What is a composting toilet?
A composting toilet is a great way to help the environment and save water.
Have you gone green? It seems everything has gone green lately including the Oscars. With Al Gore's environmental Nobel prize and more and more celebrities jumping on the green bandwagon, we're going to hear about ways we can make our lives more environmentally reponsible. In new home construction, installing a composting toilet is one way to have less negative impact on the environment.
How a Composting Toilet Works
Composting toilets are also knows as waterless, dry or biological toilets. A composting toilet breaks down human waste into humus, a soil-like substance kind of like what you find on the forest floor. Aerobic bacteria breaks down the waste. After the waste has been properly composted, it can be used as a soil additive around fruit trees and other garden areas.
Composting toilets are not connected to a septic or sewer system; they are completely contained. Now, if you've never heard of a composting toilet before, you're probably thinking that it sounds pretty disgusting and smelly. But actually, a composting toilet that is properly installed will not emit an odor, and it is very sanitary.
The Parts of the Composting Toilet
The composting toilet consists of three parts: a place to sit like a normal toilet, a composting chamber where waste is broken down and sanitized, and a drying chamber which reduces the amount of sewage by allowing moisture to evaporate. Some composting toilets are completely automatic with an electric crank that turns the composting material after the toilet has been used. Other models are manual, requiring the person to turn a crank a few times to stir the compost after use. This aerates the material, adding oxygen which is needed by the aerobic bacteria to break down the waste.
Removing the Compost
After the composting chamber becomes full – usually every six months or so, it is removed and replaced with an empty one. The full composting chamber is left to continue the composting process. After a year the material inside is fully composted and ready to be used for a soil additive. Some models have rotating chambers, thus eliminating the need to manually remove chambers as often.
Why Use One
Every time we flush an ordinary toilet, we flush away gallons of usable water. Composting toilets use little or no water, thus preserving our natural water resources. Since the waste composts into a usable material, it is not run through a sewer treatment plant, which requires the addition of chemicals into our water systems. And, for those people who wish to live off the grid and are not dependent on the government for their sewer and septic, a composting toilet is a way of becoming more self-sufficient.

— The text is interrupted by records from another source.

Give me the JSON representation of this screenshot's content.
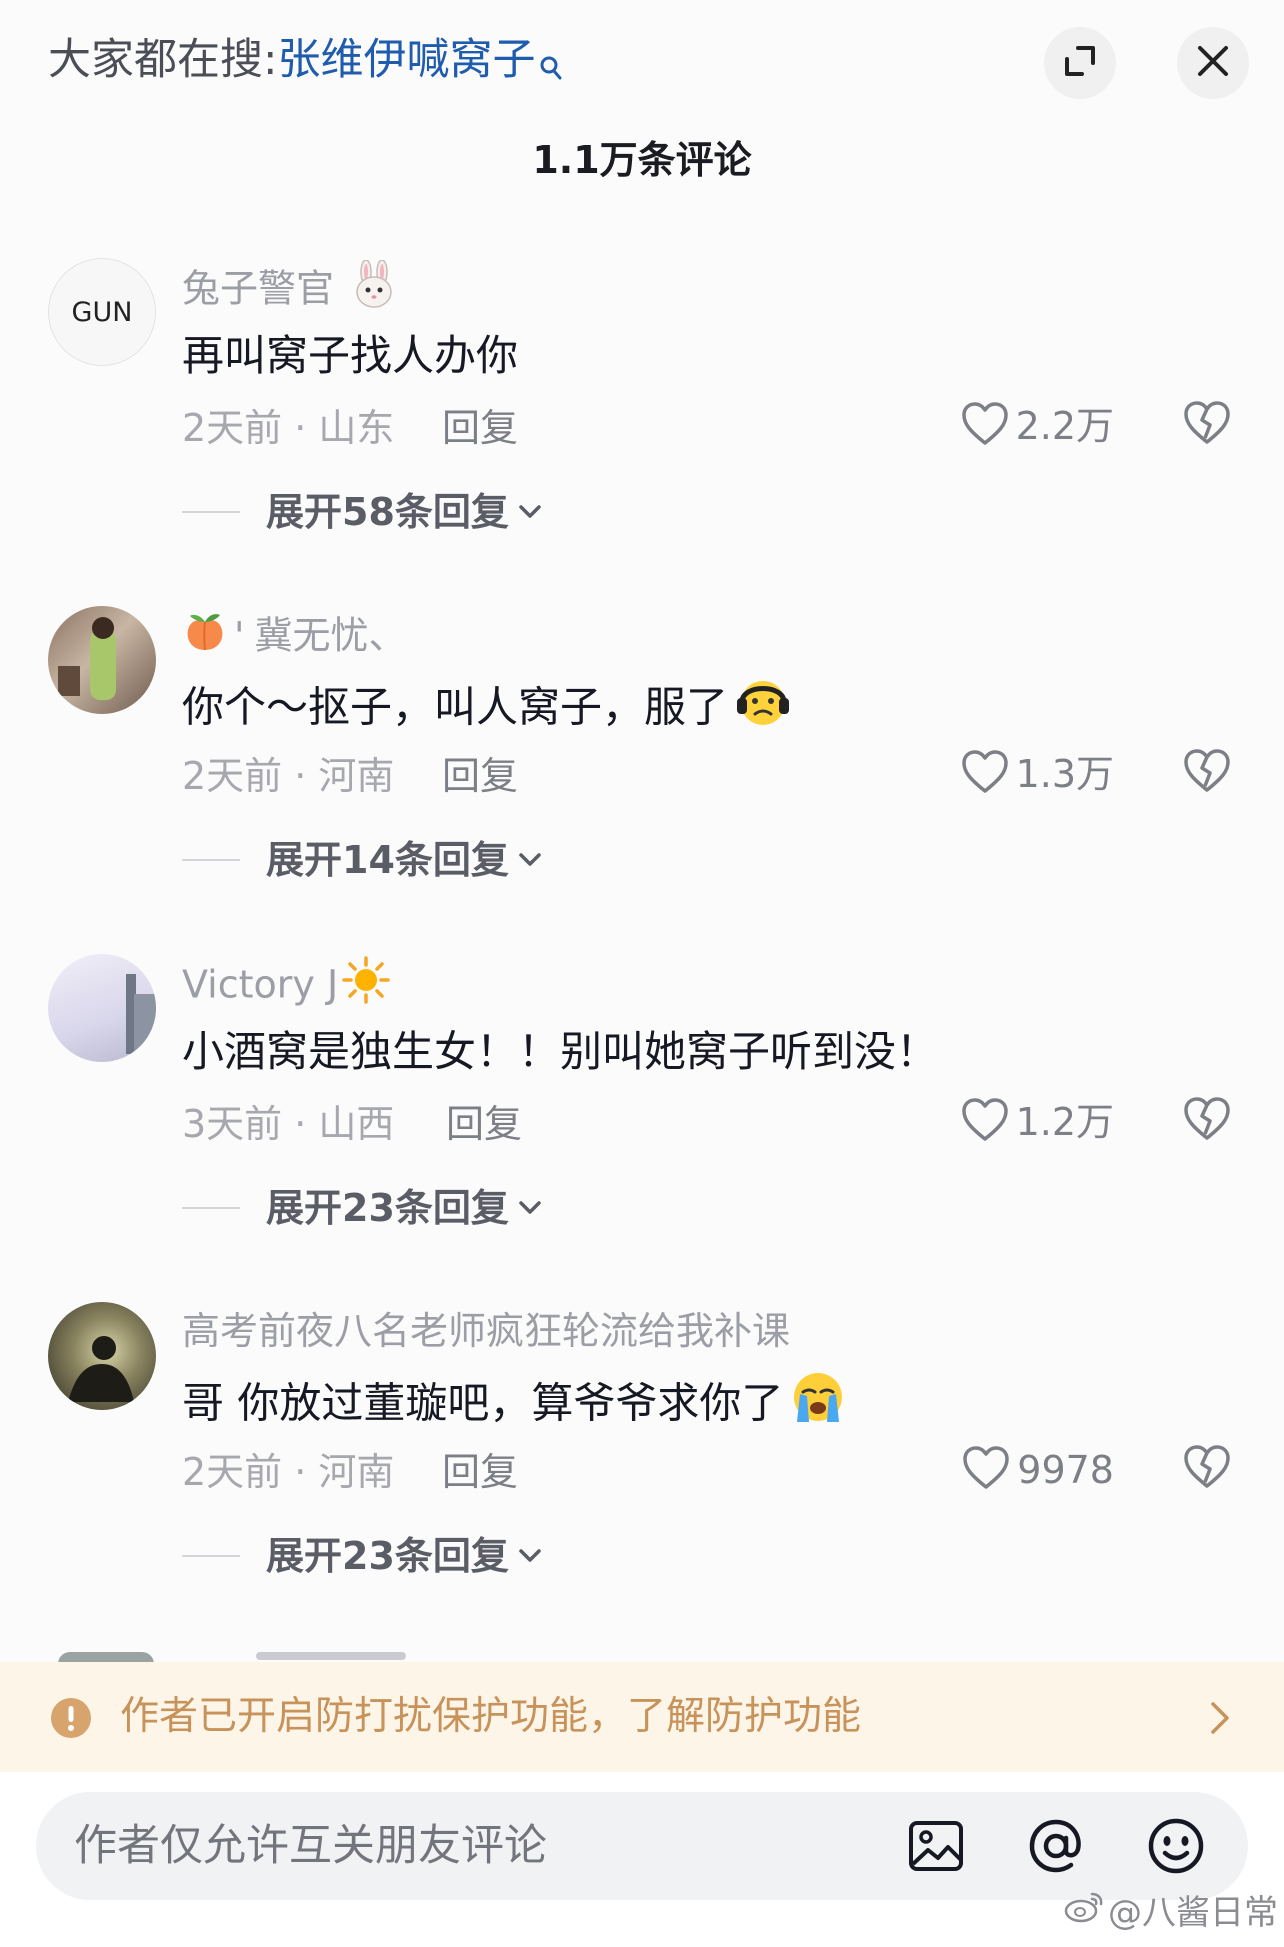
{
  "header": {
    "search_prefix": "大家都在搜:",
    "search_term": "张维伊喊窝子",
    "comment_count": "1.1万条评论"
  },
  "comments": [
    {
      "avatar_label": "GUN",
      "username": "兔子警官",
      "username_emoji": "rabbit",
      "text": "再叫窝子找人办你",
      "text_emoji": "",
      "meta": "2天前 · 山东",
      "reply": "回复",
      "likes": "2.2万",
      "expand": "展开58条回复"
    },
    {
      "avatar_label": "",
      "username": "冀无忧、",
      "username_prefix": "'",
      "username_emoji": "peach",
      "text": "你个～抠子，叫人窝子，服了",
      "text_emoji": "headphone-face",
      "meta": "2天前 · 河南",
      "reply": "回复",
      "likes": "1.3万",
      "expand": "展开14条回复"
    },
    {
      "avatar_label": "",
      "username": "Victory J",
      "username_emoji": "sun",
      "text": "小酒窝是独生女！！别叫她窝子听到没！",
      "text_emoji": "",
      "meta": "3天前 · 山西",
      "reply": "回复",
      "likes": "1.2万",
      "expand": "展开23条回复"
    },
    {
      "avatar_label": "",
      "username": "高考前夜八名老师疯狂轮流给我补课",
      "username_emoji": "",
      "text": "哥 你放过董璇吧，算爷爷求你了",
      "text_emoji": "crying-face",
      "meta": "2天前 · 河南",
      "reply": "回复",
      "likes": "9978",
      "expand": "展开23条回复"
    }
  ],
  "banner": {
    "text": "作者已开启防打扰保护功能，了解防护功能"
  },
  "input": {
    "placeholder": "作者仅允许互关朋友评论"
  },
  "watermark": "@八酱日常",
  "colors": {
    "search_term": "#1f5cae",
    "banner_bg": "#fdf5e8",
    "banner_text": "#c7935a"
  }
}
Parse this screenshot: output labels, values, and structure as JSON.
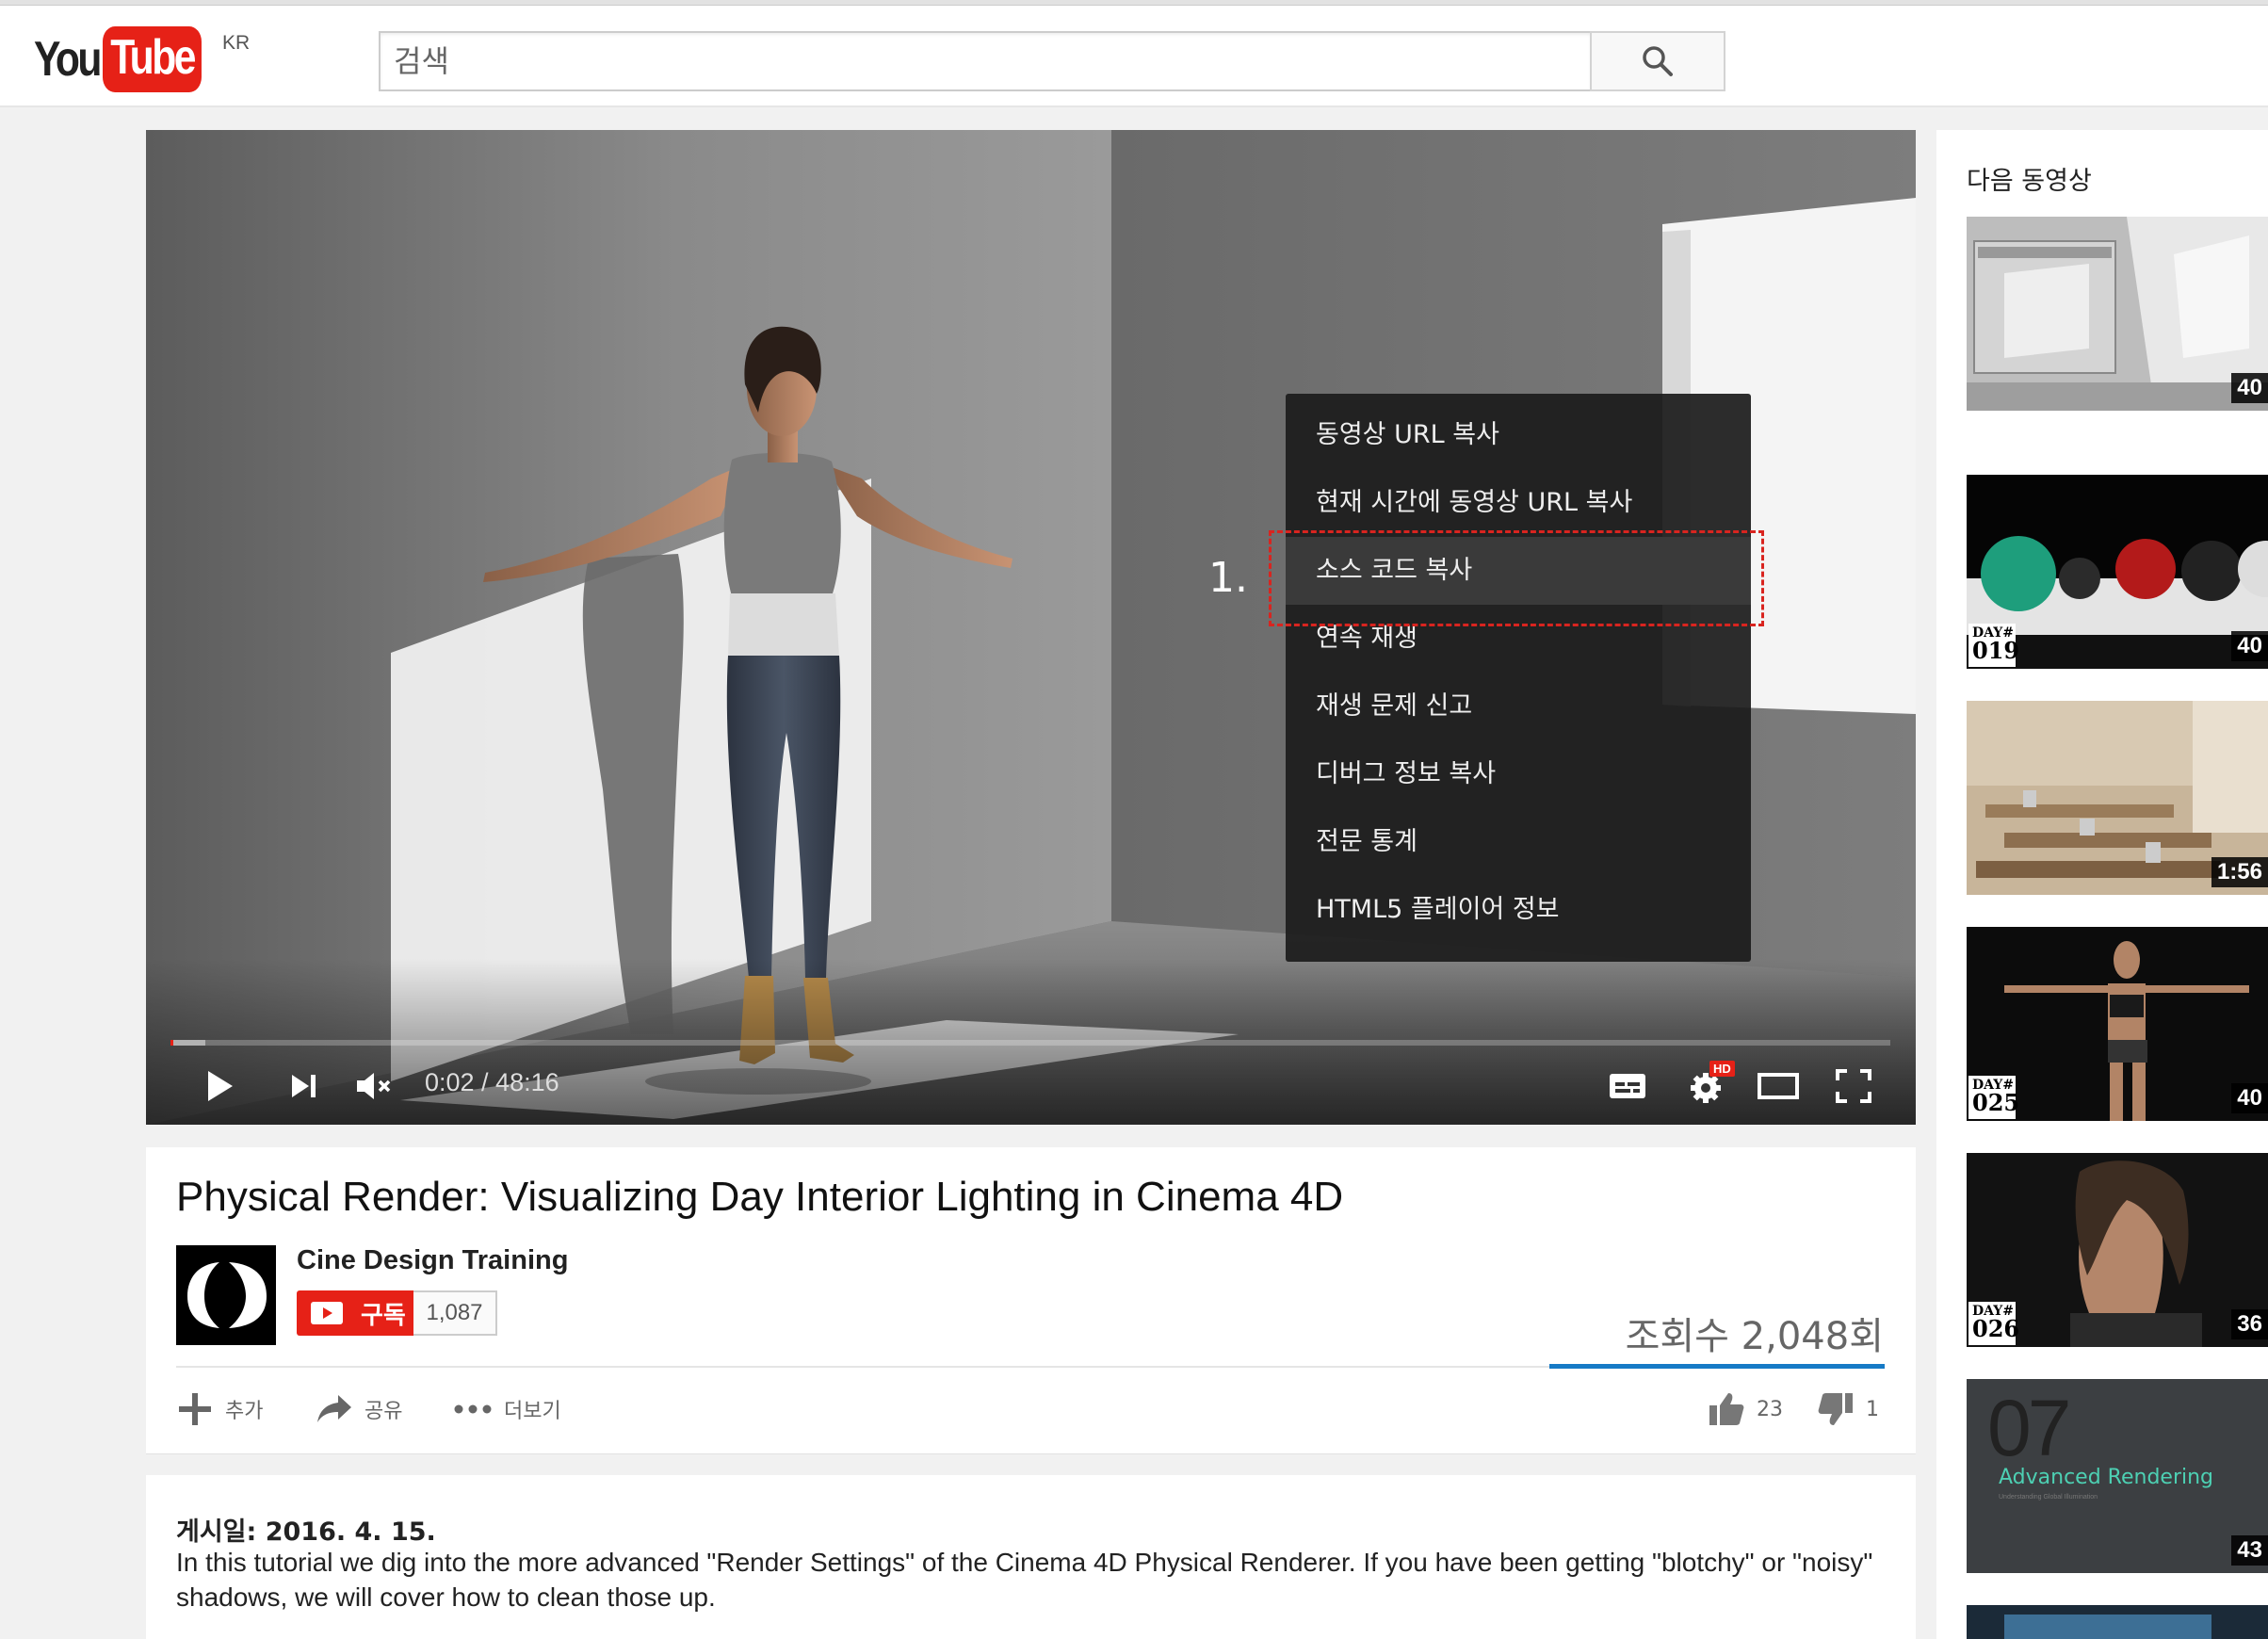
{
  "header": {
    "logo_you": "You",
    "logo_tube": "Tube",
    "region": "KR",
    "search_placeholder": "검색"
  },
  "player": {
    "time_display": "0:02 / 48:16",
    "progress_fraction": 0.001,
    "context_menu": {
      "items": [
        "동영상 URL 복사",
        "현재 시간에 동영상 URL 복사",
        "소스 코드 복사",
        "연속 재생",
        "재생 문제 신고",
        "디버그 정보 복사",
        "전문 통계",
        "HTML5 플레이어 정보"
      ],
      "highlighted_index": 2
    },
    "annotation_label": "1.",
    "hd_badge": "HD"
  },
  "video": {
    "title": "Physical Render: Visualizing Day Interior Lighting in Cinema 4D",
    "channel": "Cine Design Training",
    "subscribe_label": "구독",
    "subscriber_count": "1,087",
    "views": "조회수 2,048회",
    "actions": {
      "add": "추가",
      "share": "공유",
      "more": "더보기"
    },
    "likes": "23",
    "dislikes": "1"
  },
  "description": {
    "published": "게시일: 2016. 4. 15.",
    "text": "In this tutorial we dig into the more advanced \"Render Settings\" of the Cinema 4D Physical Renderer. If you have been getting \"blotchy\" or \"noisy\" shadows, we will cover how to clean those up."
  },
  "sidebar": {
    "heading": "다음 동영상",
    "recommendations": [
      {
        "duration": "40",
        "day_label": "",
        "day_num": ""
      },
      {
        "duration": "40",
        "day_label": "DAY#",
        "day_num": "019"
      },
      {
        "duration": "1:56",
        "day_label": "",
        "day_num": ""
      },
      {
        "duration": "40",
        "day_label": "DAY#",
        "day_num": "025"
      },
      {
        "duration": "36",
        "day_label": "DAY#",
        "day_num": "026"
      },
      {
        "duration": "43",
        "day_label": "",
        "day_num": "",
        "big_number": "07",
        "title": "Advanced Rendering",
        "subtitle": "Understanding Global Illumination"
      }
    ]
  },
  "colors": {
    "brand_red": "#e62117",
    "like_blue": "#167ac6",
    "annotation_red": "#d9241f",
    "accent_teal": "#4dd0b3"
  }
}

A composting toilet is a different way of thinking about sewage and a way to make your home more environmentally friendly.